** HOW TO COMPLETE THIS TASK **
Skipping any pictures, give all of the records below again exactly.

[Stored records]
____________________

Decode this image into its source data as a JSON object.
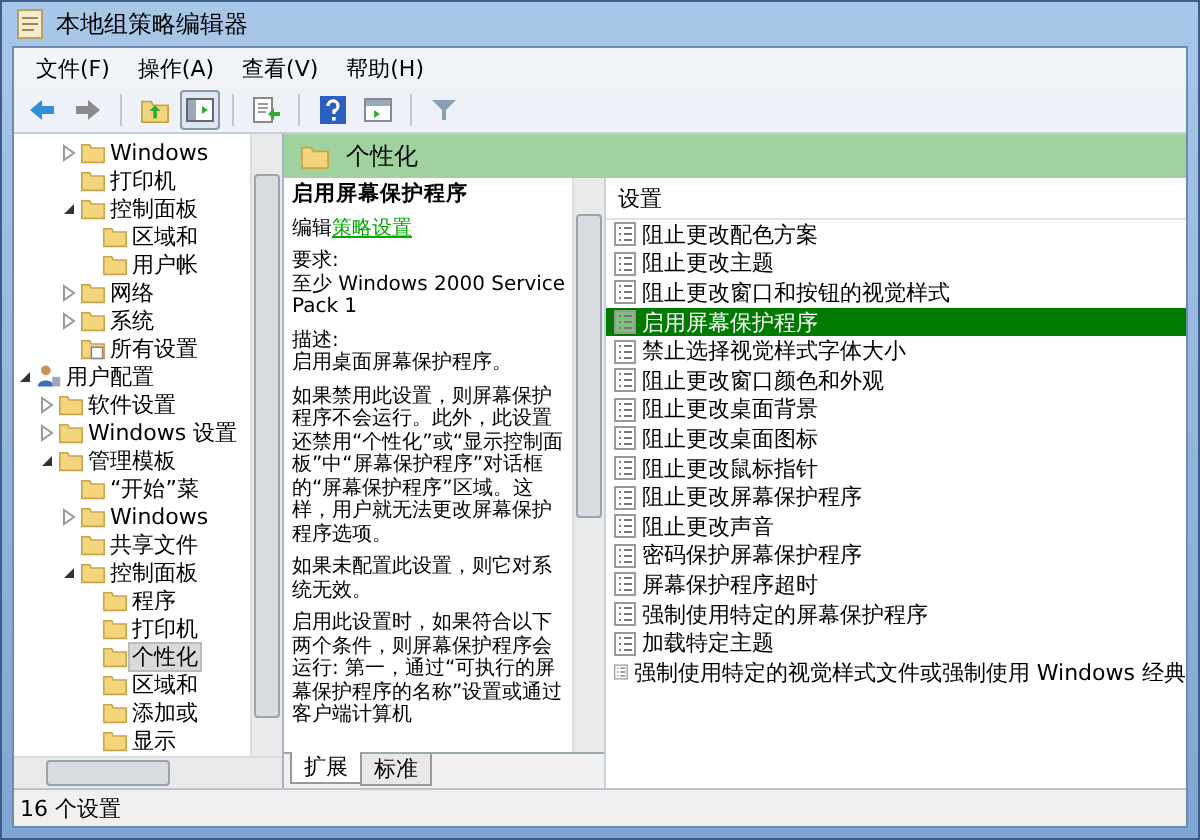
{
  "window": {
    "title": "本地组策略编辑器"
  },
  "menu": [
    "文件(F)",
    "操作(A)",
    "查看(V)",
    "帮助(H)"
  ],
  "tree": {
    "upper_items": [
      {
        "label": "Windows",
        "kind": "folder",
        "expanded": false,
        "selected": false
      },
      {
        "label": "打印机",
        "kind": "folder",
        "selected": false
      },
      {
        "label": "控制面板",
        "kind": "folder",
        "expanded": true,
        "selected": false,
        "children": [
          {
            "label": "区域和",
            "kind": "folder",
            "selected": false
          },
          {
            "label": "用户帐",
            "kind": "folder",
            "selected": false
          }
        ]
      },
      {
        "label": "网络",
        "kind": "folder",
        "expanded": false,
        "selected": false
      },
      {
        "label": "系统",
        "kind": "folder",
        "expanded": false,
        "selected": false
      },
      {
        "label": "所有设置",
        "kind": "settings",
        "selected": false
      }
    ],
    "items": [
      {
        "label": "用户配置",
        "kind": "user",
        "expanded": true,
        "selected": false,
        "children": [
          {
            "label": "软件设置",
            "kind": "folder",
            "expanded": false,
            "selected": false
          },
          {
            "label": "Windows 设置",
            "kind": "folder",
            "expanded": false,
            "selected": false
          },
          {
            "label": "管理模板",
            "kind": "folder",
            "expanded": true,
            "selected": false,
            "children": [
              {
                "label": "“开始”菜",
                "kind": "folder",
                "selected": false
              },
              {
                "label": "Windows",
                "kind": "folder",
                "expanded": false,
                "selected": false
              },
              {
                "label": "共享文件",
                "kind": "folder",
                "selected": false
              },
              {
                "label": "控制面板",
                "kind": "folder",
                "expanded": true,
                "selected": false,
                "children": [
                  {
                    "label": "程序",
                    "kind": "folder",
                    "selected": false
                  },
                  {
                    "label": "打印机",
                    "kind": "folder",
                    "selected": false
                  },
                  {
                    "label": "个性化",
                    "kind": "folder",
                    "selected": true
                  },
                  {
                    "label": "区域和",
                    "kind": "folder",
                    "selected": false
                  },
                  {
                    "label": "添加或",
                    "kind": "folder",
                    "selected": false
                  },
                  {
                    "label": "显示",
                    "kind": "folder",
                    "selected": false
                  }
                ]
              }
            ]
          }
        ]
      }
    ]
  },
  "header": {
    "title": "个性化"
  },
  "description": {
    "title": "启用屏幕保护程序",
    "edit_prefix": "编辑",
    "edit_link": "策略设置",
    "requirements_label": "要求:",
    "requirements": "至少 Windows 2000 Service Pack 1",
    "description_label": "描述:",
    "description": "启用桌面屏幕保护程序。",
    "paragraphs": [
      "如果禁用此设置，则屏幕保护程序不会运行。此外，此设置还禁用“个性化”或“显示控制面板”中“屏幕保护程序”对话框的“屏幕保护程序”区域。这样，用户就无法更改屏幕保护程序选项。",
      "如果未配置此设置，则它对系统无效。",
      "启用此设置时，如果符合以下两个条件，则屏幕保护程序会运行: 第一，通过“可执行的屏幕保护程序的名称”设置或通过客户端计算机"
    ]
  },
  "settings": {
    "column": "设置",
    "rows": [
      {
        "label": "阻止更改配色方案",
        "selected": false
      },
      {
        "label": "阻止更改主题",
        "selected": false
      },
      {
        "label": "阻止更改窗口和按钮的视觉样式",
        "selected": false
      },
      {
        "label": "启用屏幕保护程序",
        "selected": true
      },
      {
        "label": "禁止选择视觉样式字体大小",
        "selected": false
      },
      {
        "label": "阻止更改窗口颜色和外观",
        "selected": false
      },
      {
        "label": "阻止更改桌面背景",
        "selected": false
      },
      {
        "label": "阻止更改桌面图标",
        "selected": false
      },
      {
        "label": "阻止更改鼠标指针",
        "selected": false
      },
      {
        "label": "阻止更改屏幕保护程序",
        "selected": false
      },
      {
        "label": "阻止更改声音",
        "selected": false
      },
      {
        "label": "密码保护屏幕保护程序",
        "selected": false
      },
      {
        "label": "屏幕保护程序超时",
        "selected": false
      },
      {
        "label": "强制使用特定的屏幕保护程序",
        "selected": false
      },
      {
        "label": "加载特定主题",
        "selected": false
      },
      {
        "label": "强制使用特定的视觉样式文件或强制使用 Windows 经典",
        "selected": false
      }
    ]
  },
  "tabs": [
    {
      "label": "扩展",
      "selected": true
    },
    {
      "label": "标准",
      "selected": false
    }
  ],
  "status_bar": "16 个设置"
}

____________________

** RESULT OF THE EXERCISE **
Decode this image into its source data as a JSON object.
{
  "window": {
    "title": "本地组策略编辑器"
  },
  "menu": [
    "文件(F)",
    "操作(A)",
    "查看(V)",
    "帮助(H)"
  ],
  "tree": {
    "upper_items": [
      {
        "label": "Windows",
        "kind": "folder",
        "expanded": false,
        "selected": false
      },
      {
        "label": "打印机",
        "kind": "folder",
        "selected": false
      },
      {
        "label": "控制面板",
        "kind": "folder",
        "expanded": true,
        "selected": false,
        "children": [
          {
            "label": "区域和",
            "kind": "folder",
            "selected": false
          },
          {
            "label": "用户帐",
            "kind": "folder",
            "selected": false
          }
        ]
      },
      {
        "label": "网络",
        "kind": "folder",
        "expanded": false,
        "selected": false
      },
      {
        "label": "系统",
        "kind": "folder",
        "expanded": false,
        "selected": false
      },
      {
        "label": "所有设置",
        "kind": "settings",
        "selected": false
      }
    ],
    "items": [
      {
        "label": "用户配置",
        "kind": "user",
        "expanded": true,
        "selected": false,
        "children": [
          {
            "label": "软件设置",
            "kind": "folder",
            "expanded": false,
            "selected": false
          },
          {
            "label": "Windows 设置",
            "kind": "folder",
            "expanded": false,
            "selected": false
          },
          {
            "label": "管理模板",
            "kind": "folder",
            "expanded": true,
            "selected": false,
            "children": [
              {
                "label": "“开始”菜",
                "kind": "folder",
                "selected": false
              },
              {
                "label": "Windows",
                "kind": "folder",
                "expanded": false,
                "selected": false
              },
              {
                "label": "共享文件",
                "kind": "folder",
                "selected": false
              },
              {
                "label": "控制面板",
                "kind": "folder",
                "expanded": true,
                "selected": false,
                "children": [
                  {
                    "label": "程序",
                    "kind": "folder",
                    "selected": false
                  },
                  {
                    "label": "打印机",
                    "kind": "folder",
                    "selected": false
                  },
                  {
                    "label": "个性化",
                    "kind": "folder",
                    "selected": true
                  },
                  {
                    "label": "区域和",
                    "kind": "folder",
                    "selected": false
                  },
                  {
                    "label": "添加或",
                    "kind": "folder",
                    "selected": false
                  },
                  {
                    "label": "显示",
                    "kind": "folder",
                    "selected": false
                  }
                ]
              }
            ]
          }
        ]
      }
    ]
  },
  "header": {
    "title": "个性化"
  },
  "description": {
    "title": "启用屏幕保护程序",
    "edit_prefix": "编辑",
    "edit_link": "策略设置",
    "requirements_label": "要求:",
    "requirements": "至少 Windows 2000 Service Pack 1",
    "description_label": "描述:",
    "description": "启用桌面屏幕保护程序。",
    "paragraphs": [
      "如果禁用此设置，则屏幕保护程序不会运行。此外，此设置还禁用“个性化”或“显示控制面板”中“屏幕保护程序”对话框的“屏幕保护程序”区域。这样，用户就无法更改屏幕保护程序选项。",
      "如果未配置此设置，则它对系统无效。",
      "启用此设置时，如果符合以下两个条件，则屏幕保护程序会运行: 第一，通过“可执行的屏幕保护程序的名称”设置或通过客户端计算机"
    ]
  },
  "settings": {
    "column": "设置",
    "rows": [
      {
        "label": "阻止更改配色方案",
        "selected": false
      },
      {
        "label": "阻止更改主题",
        "selected": false
      },
      {
        "label": "阻止更改窗口和按钮的视觉样式",
        "selected": false
      },
      {
        "label": "启用屏幕保护程序",
        "selected": true
      },
      {
        "label": "禁止选择视觉样式字体大小",
        "selected": false
      },
      {
        "label": "阻止更改窗口颜色和外观",
        "selected": false
      },
      {
        "label": "阻止更改桌面背景",
        "selected": false
      },
      {
        "label": "阻止更改桌面图标",
        "selected": false
      },
      {
        "label": "阻止更改鼠标指针",
        "selected": false
      },
      {
        "label": "阻止更改屏幕保护程序",
        "selected": false
      },
      {
        "label": "阻止更改声音",
        "selected": false
      },
      {
        "label": "密码保护屏幕保护程序",
        "selected": false
      },
      {
        "label": "屏幕保护程序超时",
        "selected": false
      },
      {
        "label": "强制使用特定的屏幕保护程序",
        "selected": false
      },
      {
        "label": "加载特定主题",
        "selected": false
      },
      {
        "label": "强制使用特定的视觉样式文件或强制使用 Windows 经典",
        "selected": false
      }
    ]
  },
  "tabs": [
    {
      "label": "扩展",
      "selected": true
    },
    {
      "label": "标准",
      "selected": false
    }
  ],
  "status_bar": "16 个设置"
}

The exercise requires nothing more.